_Instructions to follow_:
Restate the data exactly as given and keep the pictures out.
Excerpted records Block Start
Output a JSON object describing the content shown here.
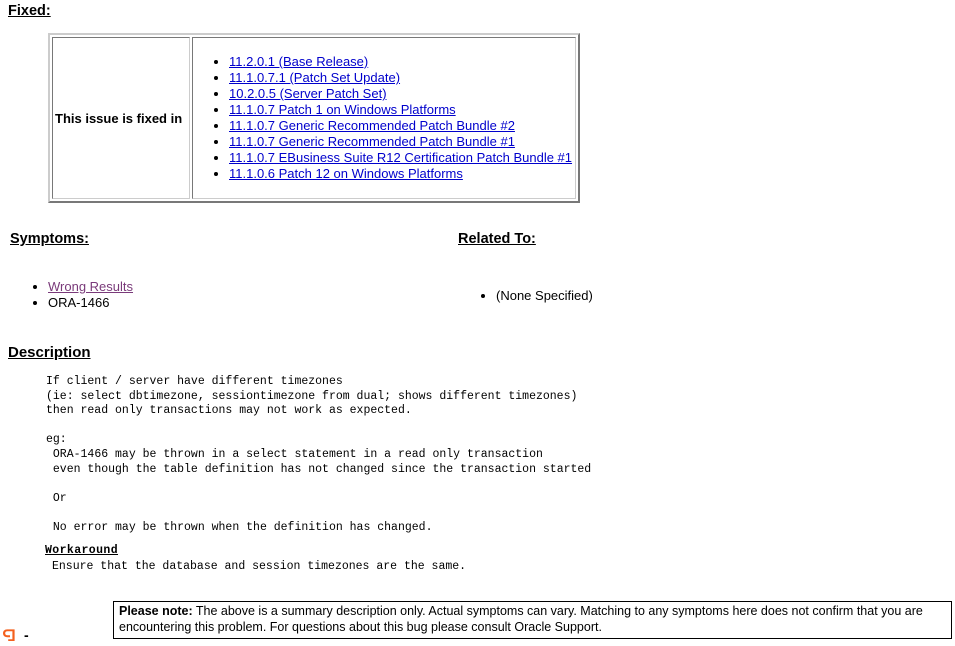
{
  "page": {
    "background_color": "#ffffff",
    "link_color": "#0000cc",
    "visited_link_color": "#7a3a7a",
    "text_color": "#000000",
    "accent_icon_color": "#f4601e"
  },
  "fixed": {
    "heading": "Fixed:",
    "label": "This issue is fixed in",
    "items": [
      "11.2.0.1 (Base Release)",
      "11.1.0.7.1 (Patch Set Update)",
      "10.2.0.5 (Server Patch Set)",
      "11.1.0.7 Patch 1 on Windows Platforms",
      "11.1.0.7 Generic Recommended Patch Bundle #2",
      "11.1.0.7 Generic Recommended Patch Bundle #1",
      "11.1.0.7 EBusiness Suite R12 Certification Patch Bundle #1",
      "11.1.0.6 Patch 12 on Windows Platforms"
    ]
  },
  "symptoms": {
    "heading": "Symptoms:",
    "items": [
      {
        "text": "Wrong Results",
        "is_link": true
      },
      {
        "text": "ORA-1466",
        "is_link": false
      }
    ]
  },
  "related": {
    "heading": "Related To:",
    "items": [
      {
        "text": "(None Specified)",
        "is_link": false
      }
    ]
  },
  "description": {
    "heading": "Description",
    "body": "If client / server have different timezones\n(ie: select dbtimezone, sessiontimezone from dual; shows different timezones)\nthen read only transactions may not work as expected.\n\neg:\n ORA-1466 may be thrown in a select statement in a read only transaction\n even though the table definition has not changed since the transaction started\n\n Or\n\n No error may be thrown when the definition has changed.",
    "workaround_heading": "Workaround",
    "workaround_body": "Ensure that the database and session timezones are the same."
  },
  "please_note": {
    "label": "Please note:",
    "text": " The above is a summary description only. Actual symptoms can vary. Matching to any symptoms here does not confirm that you are encountering this problem. For questions about this bug please consult Oracle Support."
  },
  "bottom_marker": {
    "icon": "oracle-logo-icon",
    "dash": "-"
  }
}
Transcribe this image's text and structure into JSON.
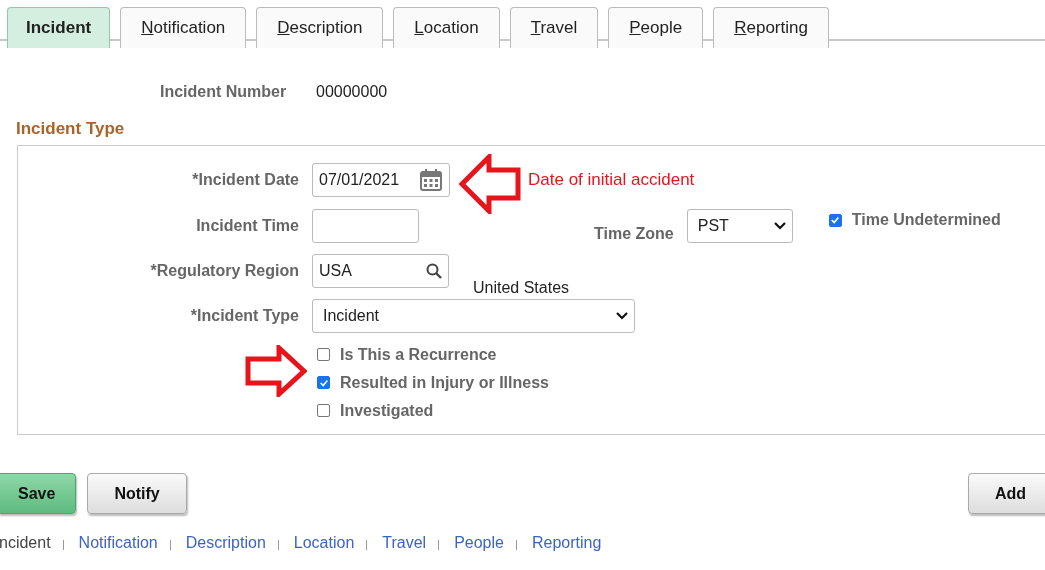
{
  "tabs": [
    {
      "label": "Incident",
      "selected": true
    },
    {
      "label": "Notification",
      "selected": false
    },
    {
      "label": "Description",
      "selected": false
    },
    {
      "label": "Location",
      "selected": false
    },
    {
      "label": "Travel",
      "selected": false
    },
    {
      "label": "People",
      "selected": false
    },
    {
      "label": "Reporting",
      "selected": false
    }
  ],
  "incident_number": {
    "label": "Incident Number",
    "value": "00000000"
  },
  "section_title": "Incident Type",
  "incident_date": {
    "label": "*Incident Date",
    "value": "07/01/2021"
  },
  "incident_time": {
    "label": "Incident Time"
  },
  "time_zone": {
    "label": "Time Zone",
    "value": "PST"
  },
  "time_undetermined": {
    "label": "Time Undetermined",
    "checked": true
  },
  "regulatory_region": {
    "label": "*Regulatory Region",
    "value": "USA",
    "description": "United States"
  },
  "incident_type": {
    "label": "*Incident Type",
    "value": "Incident"
  },
  "checkboxes": [
    {
      "label": "Is This a Recurrence",
      "checked": false
    },
    {
      "label": "Resulted in Injury or Illness",
      "checked": true
    },
    {
      "label": "Investigated",
      "checked": false
    }
  ],
  "annotation": "Date of initial accident",
  "buttons": {
    "save": "Save",
    "notify": "Notify",
    "add": "Add"
  },
  "links": [
    {
      "label": "ncident",
      "selected": true
    },
    {
      "label": "Notification",
      "selected": false
    },
    {
      "label": "Description",
      "selected": false
    },
    {
      "label": "Location",
      "selected": false
    },
    {
      "label": "Travel",
      "selected": false
    },
    {
      "label": "People",
      "selected": false
    },
    {
      "label": "Reporting",
      "selected": false
    }
  ]
}
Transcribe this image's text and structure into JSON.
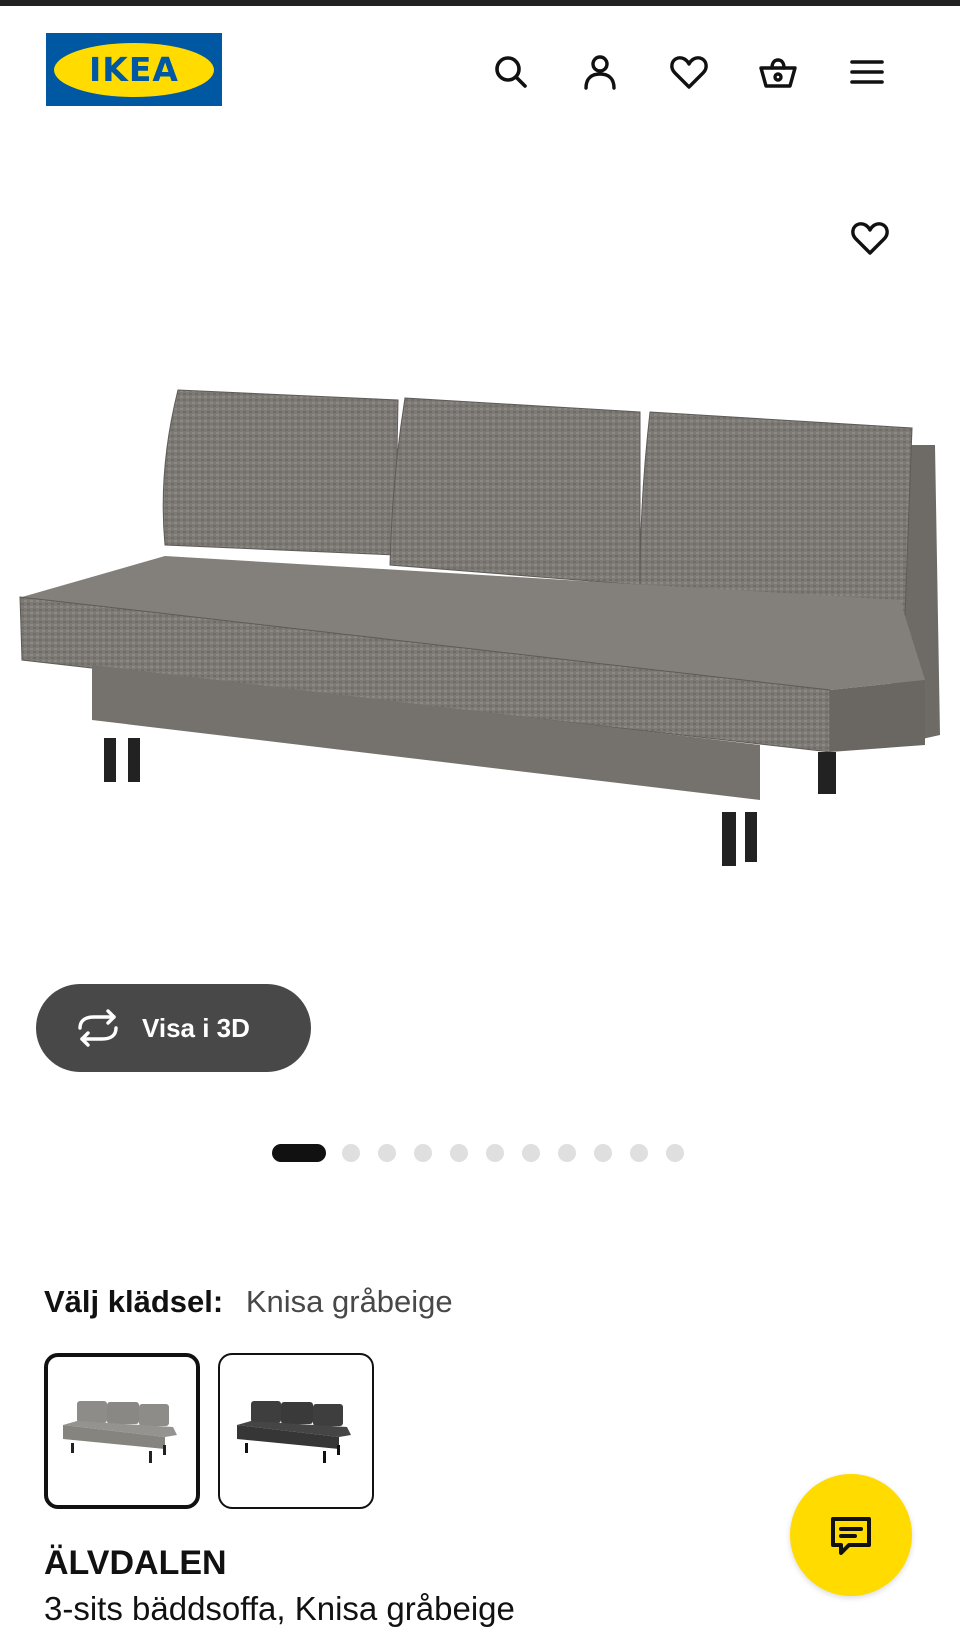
{
  "header": {
    "logo_text": "IKEA",
    "icons": [
      "search-icon",
      "account-icon",
      "heart-icon",
      "basket-icon",
      "menu-icon"
    ]
  },
  "product_image": {
    "favorite_icon": "heart-icon"
  },
  "view_3d": {
    "label": "Visa i 3D",
    "icon": "rotate-3d-icon"
  },
  "carousel": {
    "total_images": 12,
    "active_index": 0
  },
  "fabric": {
    "label": "Välj klädsel:",
    "selected_value": "Knisa gråbeige",
    "swatch_colors": [
      "#8e8c88",
      "#3e3e3e"
    ]
  },
  "product": {
    "name": "ÄLVDALEN",
    "description": "3-sits bäddsoffa, Knisa gråbeige"
  },
  "chat": {
    "icon": "chat-icon",
    "color": "#ffdb00"
  },
  "colors": {
    "brand_blue": "#0058a3",
    "brand_yellow": "#ffdb00",
    "button_dark": "#484848"
  }
}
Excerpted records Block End
_Expected answer_:
Output a JSON object describing the content shown here.
{
  "page": {
    "background_color": "#ffffff",
    "link_color": "#0000cc",
    "visited_link_color": "#7a3a7a",
    "text_color": "#000000",
    "accent_icon_color": "#f4601e"
  },
  "fixed": {
    "heading": "Fixed:",
    "label": "This issue is fixed in",
    "items": [
      "11.2.0.1 (Base Release)",
      "11.1.0.7.1 (Patch Set Update)",
      "10.2.0.5 (Server Patch Set)",
      "11.1.0.7 Patch 1 on Windows Platforms",
      "11.1.0.7 Generic Recommended Patch Bundle #2",
      "11.1.0.7 Generic Recommended Patch Bundle #1",
      "11.1.0.7 EBusiness Suite R12 Certification Patch Bundle #1",
      "11.1.0.6 Patch 12 on Windows Platforms"
    ]
  },
  "symptoms": {
    "heading": "Symptoms:",
    "items": [
      {
        "text": "Wrong Results",
        "is_link": true
      },
      {
        "text": "ORA-1466",
        "is_link": false
      }
    ]
  },
  "related": {
    "heading": "Related To:",
    "items": [
      {
        "text": "(None Specified)",
        "is_link": false
      }
    ]
  },
  "description": {
    "heading": "Description",
    "body": "If client / server have different timezones\n(ie: select dbtimezone, sessiontimezone from dual; shows different timezones)\nthen read only transactions may not work as expected.\n\neg:\n ORA-1466 may be thrown in a select statement in a read only transaction\n even though the table definition has not changed since the transaction started\n\n Or\n\n No error may be thrown when the definition has changed.",
    "workaround_heading": "Workaround",
    "workaround_body": "Ensure that the database and session timezones are the same."
  },
  "please_note": {
    "label": "Please note:",
    "text": " The above is a summary description only. Actual symptoms can vary. Matching to any symptoms here does not confirm that you are encountering this problem. For questions about this bug please consult Oracle Support."
  },
  "bottom_marker": {
    "icon": "oracle-logo-icon",
    "dash": "-"
  }
}
Transcribe this image's text and structure into JSON.
{
  "tabs": [
    {
      "label": "Incident",
      "selected": true
    },
    {
      "label": "Notification",
      "selected": false
    },
    {
      "label": "Description",
      "selected": false
    },
    {
      "label": "Location",
      "selected": false
    },
    {
      "label": "Travel",
      "selected": false
    },
    {
      "label": "People",
      "selected": false
    },
    {
      "label": "Reporting",
      "selected": false
    }
  ],
  "incident_number": {
    "label": "Incident Number",
    "value": "00000000"
  },
  "section_title": "Incident Type",
  "incident_date": {
    "label": "*Incident Date",
    "value": "07/01/2021"
  },
  "incident_time": {
    "label": "Incident Time"
  },
  "time_zone": {
    "label": "Time Zone",
    "value": "PST"
  },
  "time_undetermined": {
    "label": "Time Undetermined",
    "checked": true
  },
  "regulatory_region": {
    "label": "*Regulatory Region",
    "value": "USA",
    "description": "United States"
  },
  "incident_type": {
    "label": "*Incident Type",
    "value": "Incident"
  },
  "checkboxes": [
    {
      "label": "Is This a Recurrence",
      "checked": false
    },
    {
      "label": "Resulted in Injury or Illness",
      "checked": true
    },
    {
      "label": "Investigated",
      "checked": false
    }
  ],
  "annotation": "Date of initial accident",
  "buttons": {
    "save": "Save",
    "notify": "Notify",
    "add": "Add"
  },
  "links": [
    {
      "label": "ncident",
      "selected": true
    },
    {
      "label": "Notification",
      "selected": false
    },
    {
      "label": "Description",
      "selected": false
    },
    {
      "label": "Location",
      "selected": false
    },
    {
      "label": "Travel",
      "selected": false
    },
    {
      "label": "People",
      "selected": false
    },
    {
      "label": "Reporting",
      "selected": false
    }
  ]
}
Transcribe this image's text and structure into JSON.
{
  "header": {
    "logo_text": "IKEA",
    "icons": [
      "search-icon",
      "account-icon",
      "heart-icon",
      "basket-icon",
      "menu-icon"
    ]
  },
  "product_image": {
    "favorite_icon": "heart-icon"
  },
  "view_3d": {
    "label": "Visa i 3D",
    "icon": "rotate-3d-icon"
  },
  "carousel": {
    "total_images": 12,
    "active_index": 0
  },
  "fabric": {
    "label": "Välj klädsel:",
    "selected_value": "Knisa gråbeige",
    "swatch_colors": [
      "#8e8c88",
      "#3e3e3e"
    ]
  },
  "product": {
    "name": "ÄLVDALEN",
    "description": "3-sits bäddsoffa, Knisa gråbeige"
  },
  "chat": {
    "icon": "chat-icon",
    "color": "#ffdb00"
  },
  "colors": {
    "brand_blue": "#0058a3",
    "brand_yellow": "#ffdb00",
    "button_dark": "#484848"
  }
}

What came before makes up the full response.